Since we hit the road on 11 September, we still have 3 events to go, storytelling and showcasing small, risk-taking publishers who fill a unique niche in discovering talent, enriching our literary culture.
The ninth talk of the BookBlast® 10×10 tour, a nationwide celebration of independent publishing, @waterstonesl1 College Lane, Liverpool, L1 3DL features Balestier Press, founded in 2014: “Much diversity from Asian translated literature remains to be explored.” Roh-Suan Tung publishes award-winning literature in translation, young-adult fiction, and picture books.
On Thurs. 1 November at 6.30 p.m., Roh-Suan Tung @BalestierPress will chair the discussion with @YanGeMay and @NickyHarman_cn @waterstonesl1 The talk has as its theme, #MeToo Moments: men misbehaving in China.
“Chilli bean paste was big business, had been for Gran’s family for four or five generations. Sichuan peppers, on the other hand, were the sort of thing any small trader could sell. All they needed was a place to set up their stall. But, humble though the trade was, the Sichuan pepper was as essential as chilli bean paste at all Pingle Town dinner tables [. . .] Dad had kicked around the chilli bean paste factory for over twenty years, learning the ins and outs of his trade under the tutelage of his shifu, Chen, and if it had taught him one thing, it was that people were born to sweat. You ate chilli bean paste, and Sichuan peppers, and ma-la spicy hotpot, to work up a good sweat, and screwing a girl made you sweat even more. The more you sweated, the happier you felt, Dad reckoned. He remembered the fiery heat that the sweat-soaked bed-sheets in Baby Girl’s house gave off.”
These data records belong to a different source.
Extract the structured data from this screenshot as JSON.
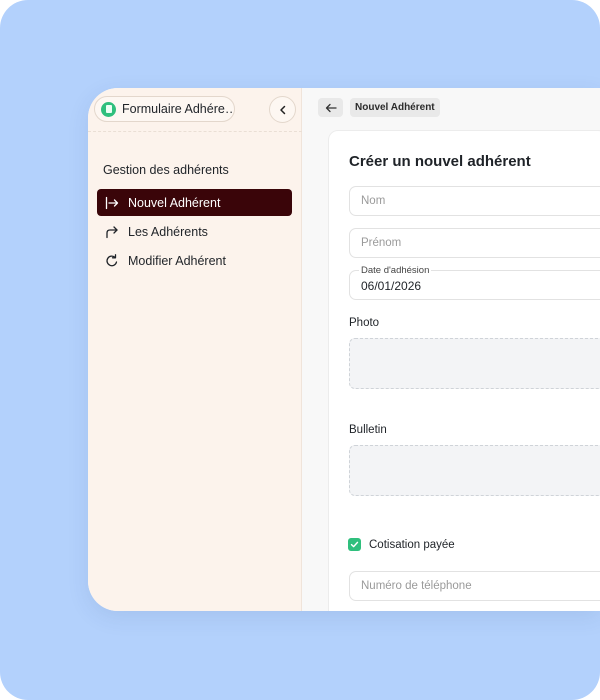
{
  "sidebar": {
    "app_name": "Formulaire Adhére…",
    "group_label": "Gestion des adhérents",
    "items": [
      {
        "label": "Nouvel Adhérent",
        "icon": "arrow-in-icon",
        "active": true
      },
      {
        "label": "Les Adhérents",
        "icon": "arrow-turn-right-icon",
        "active": false
      },
      {
        "label": "Modifier Adhérent",
        "icon": "refresh-icon",
        "active": false
      }
    ]
  },
  "header": {
    "breadcrumb": "Nouvel Adhérent"
  },
  "form": {
    "title": "Créer un nouvel adhérent",
    "nom_placeholder": "Nom",
    "prenom_placeholder": "Prénom",
    "date_label": "Date d'adhésion",
    "date_value": "06/01/2026",
    "photo_label": "Photo",
    "bulletin_label": "Bulletin",
    "cotisation_label": "Cotisation payée",
    "cotisation_checked": true,
    "phone_placeholder": "Numéro de téléphone"
  },
  "colors": {
    "backdrop": "#b3d1fc",
    "sidebar_bg": "#fcf3ec",
    "active_item": "#3a0509",
    "accent_green": "#2fbf7d"
  }
}
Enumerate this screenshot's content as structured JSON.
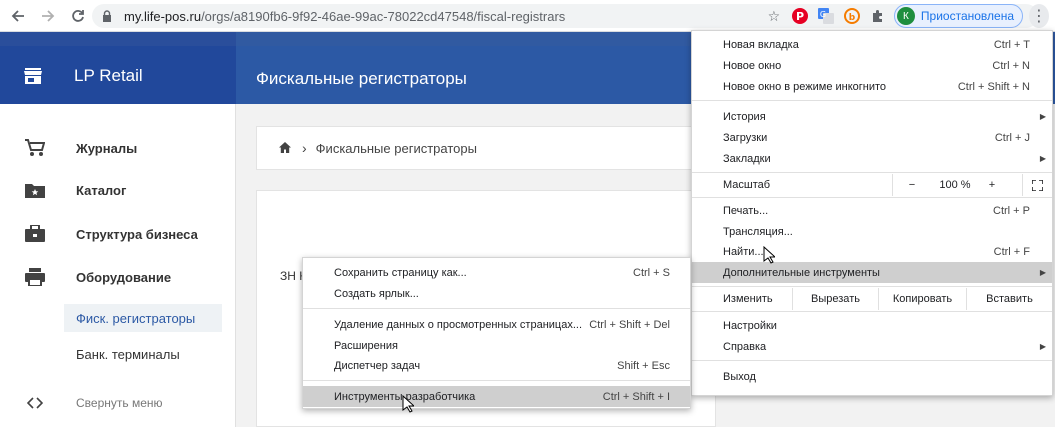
{
  "browser": {
    "url_host": "my.life-pos.ru",
    "url_path": "/orgs/a8190fb6-9f92-46ae-99ac-78022cd47548/fiscal-registrars",
    "profile_initial": "К",
    "profile_status": "Приостановлена",
    "icons": [
      "back-icon",
      "forward-icon",
      "reload-icon",
      "lock-icon",
      "star-icon",
      "pinterest-icon",
      "translate-icon",
      "extension-icon",
      "puzzle-icon",
      "kebab-icon"
    ]
  },
  "app": {
    "brand": "LP Retail",
    "page_title": "Фискальные регистраторы",
    "sidebar": {
      "items": [
        {
          "label": "Журналы",
          "icon": "cart-icon"
        },
        {
          "label": "Каталог",
          "icon": "folder-star-icon"
        },
        {
          "label": "Структура бизнеса",
          "icon": "briefcase-icon"
        },
        {
          "label": "Оборудование",
          "icon": "printer-icon"
        }
      ],
      "sub_items": [
        {
          "label": "Фиск. регистраторы",
          "active": true
        },
        {
          "label": "Банк. терминалы",
          "active": false
        }
      ],
      "collapse_label": "Свернуть меню"
    },
    "breadcrumb": {
      "current": "Фискальные регистраторы"
    },
    "card_label_fragment": "ЗН К"
  },
  "chrome_menu": {
    "items": [
      {
        "label": "Новая вкладка",
        "shortcut": "Ctrl + T"
      },
      {
        "label": "Новое окно",
        "shortcut": "Ctrl + N"
      },
      {
        "label": "Новое окно в режиме инкогнито",
        "shortcut": "Ctrl + Shift + N"
      },
      {
        "label": "История",
        "shortcut": ""
      },
      {
        "label": "Загрузки",
        "shortcut": "Ctrl + J"
      },
      {
        "label": "Закладки",
        "shortcut": ""
      },
      {
        "label": "Печать...",
        "shortcut": "Ctrl + P"
      },
      {
        "label": "Трансляция...",
        "shortcut": ""
      },
      {
        "label": "Найти...",
        "shortcut": "Ctrl + F"
      },
      {
        "label": "Дополнительные инструменты",
        "shortcut": ""
      },
      {
        "label": "Настройки",
        "shortcut": ""
      },
      {
        "label": "Справка",
        "shortcut": ""
      },
      {
        "label": "Выход",
        "shortcut": ""
      }
    ],
    "zoom": {
      "label": "Масштаб",
      "minus": "−",
      "value": "100 %",
      "plus": "+"
    },
    "edit": {
      "label": "Изменить",
      "cut": "Вырезать",
      "copy": "Копировать",
      "paste": "Вставить"
    }
  },
  "submenu": {
    "items": [
      {
        "label": "Сохранить страницу как...",
        "shortcut": "Ctrl + S"
      },
      {
        "label": "Создать ярлык...",
        "shortcut": ""
      },
      {
        "label": "Удаление данных о просмотренных страницах...",
        "shortcut": "Ctrl + Shift + Del"
      },
      {
        "label": "Расширения",
        "shortcut": ""
      },
      {
        "label": "Диспетчер задач",
        "shortcut": "Shift + Esc"
      },
      {
        "label": "Инструменты разработчика",
        "shortcut": "Ctrl + Shift + I"
      }
    ]
  },
  "colors": {
    "header": "#2c59a5",
    "header_dark": "#21489b",
    "highlight": "#cfcfcf",
    "accent": "#1a73e8"
  }
}
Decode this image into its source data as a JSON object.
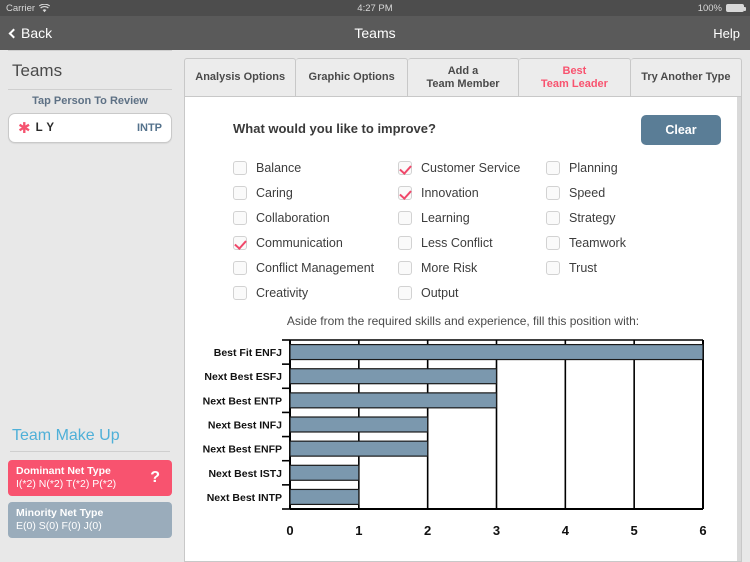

Read a review of Yan Ge’s novel, The Chilli Bean Paste ClanHERE
Meet the publisher in person on Thurs 1 Nov.
“Writing is a reflection of real human life and what we care about,” Roh-Suan Tung.
Q: What are you working on now? A: “A novel I’ve been working on for four years. It is set in a fictional town, Pingle, in the southwest of China. It’s the third book of my trilogy of Pingle Town. The Chilli Bean Paste Clan is the second one. The first one is a coming of age novel called May Queen,” Yan Ge.
Meet in person the indie publisher, Elizabeth Briggs, from Saqi Books, at the BookBlast 10×10 Tour event, Waterstones, Birmingham, 24-26 High Street, B4 7SL @Bhamwaterstones 6.30 p.m. Thursday 25 October. Theme: The Things I Would Tell You: British Muslim Women Write with reference to the anthology edited by Sabrina Mahfouz. With poets Nafeesa Hamid and Aliyah Holder. Book Tickets
Where were you born, and where did you grow up? Worcester, where I lived until I left for university in the North East of England at seventeen. Determined as ‘Britain’s most average constituency’ by the BBC last year, it’s not bad coming from a city whose place on the international stage is thanks to a great sauce and Edward Elgar.
What sorts of books were in your family home? All sorts. I was very lucky. We had these incredible encyclopedias of animals from around the world, which I used to spend hours pouring over and copying the pictures. They were shelved alongside an illustrated bible, which I didn’t think at all odd at the time. It never occurred to me as a child that people took stories from the old testament as gospel: I thought they were wild and strange fantasy at the time – violent and bloody, the kind of things I wasn’t allowed to watch on TV. My dad also has an astonishing collection of moldy orange Penguin original paperbacks, bought back when they cost 85p each. I used to read a lot of Agatha Christie. I also have two older sisters so could borrow their books too. I read The Line of Beauty by Alan Hollinghurst when it first came out (I was twelve at the time), which was eye-opening.Continue reading Interview | Elizabeth Briggs, editor & marketing manager, Saqi Books | Indie Publisher of the Week